If the Daily Mail has it right, that’s even more generous than his previous, $9 million-per-year contract with Puma and on a par with Rafael Nadal’s yearly payout from Nike. Is Puma getting its money’s worth? Maybe so, says Nigel Currie, managing director of the British company Brandrapport. “The impact he’s had for Puma can’t be overstated,” he says. “It’s certainly given Puma the credibility and the step up that it needed to be seen as a major player—that life isn’t all about Adidas and Nike.”
According to the data firm Repucom, which measures “consumer perceptions of celebrities,” Bolt ranks 36th worldwide in influence, which the firm defines as the measure to which a celebrity can affect “brand consideration” and “purchase intent.” That puts him in league with Peyton Manning and LeBron James (although Bolt’s worldwide ranking as an endorser is lower).
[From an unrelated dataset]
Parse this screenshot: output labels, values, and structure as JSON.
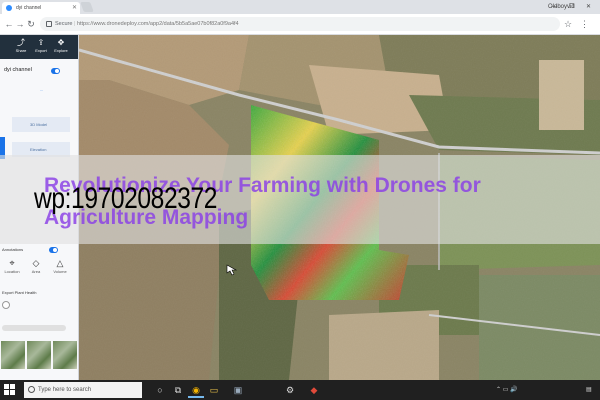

According to Repucom product manager Kathy Gardner, Tom Brady and Derek Jeter are Bolt analogues in the U.S.; internationally Bolt is in a league with Rafael Nadal and Michael Phelps. “He generates the highest endorsement score in Mexico, with the U.S. in the middle of the pack and Germany at the bottom,” Gardner says. “Even in his worst-scoring markets, he’s well above the median endorser.” (Who’s a median endorser? The Baltimore Ravens’ Ray Rice, for one, or the New York Yankees’ Jorge Posada.)
After resigning Bolt in 2010, Puma also expanded its roster of European soccer stars. In May, the company secured a five-year deal with the London-based Premier League team Arsenal F.C., valued at roughly $270 million (£170 million). The deal will go into effect in time for the 2014 season and end a two-decade partnership between the Gunners and Nike. According to the Daily Mail, Puma beat Adidas to the punch. “Adidas had also reportedly targeted the Gunners in a way which has been described as a ‘strategic decision to own London.’” It is the highest-profile team to wear Puma gear yet. The company also sponsors Borussia Dortmund in Germany, in addition to Newcastle United in England and F.C. Girondins de Bordeaux in France.
On the track, Bolt is showing some signs of mortality. Over the course of this year, his best time in the 200 meters represented his slowest season-best performance since 2007. In the 100 meters—Bolt’s main event—his quickest sprint clocked in at 9.77-seconds. According to ESPN, that “was still the Jamaican’s slowest season-best time since 2010, when his fastest was 9.82.”
He is still faster than everyone else. He won this year’s world championships, then closed out the season on Sept. 6 with a victory in the 100 meters at the Memorial Van Damme in Brussels. He still holds the title of “fastest man in the world.” As the Wall Street Journal’s Jason Gay observed in 2012: “The most satisfying part of Bolt—even more than his brilliant runs—is how much he demolishes the myth that the world wants humble athletes.” Or, for that matter, poor ones.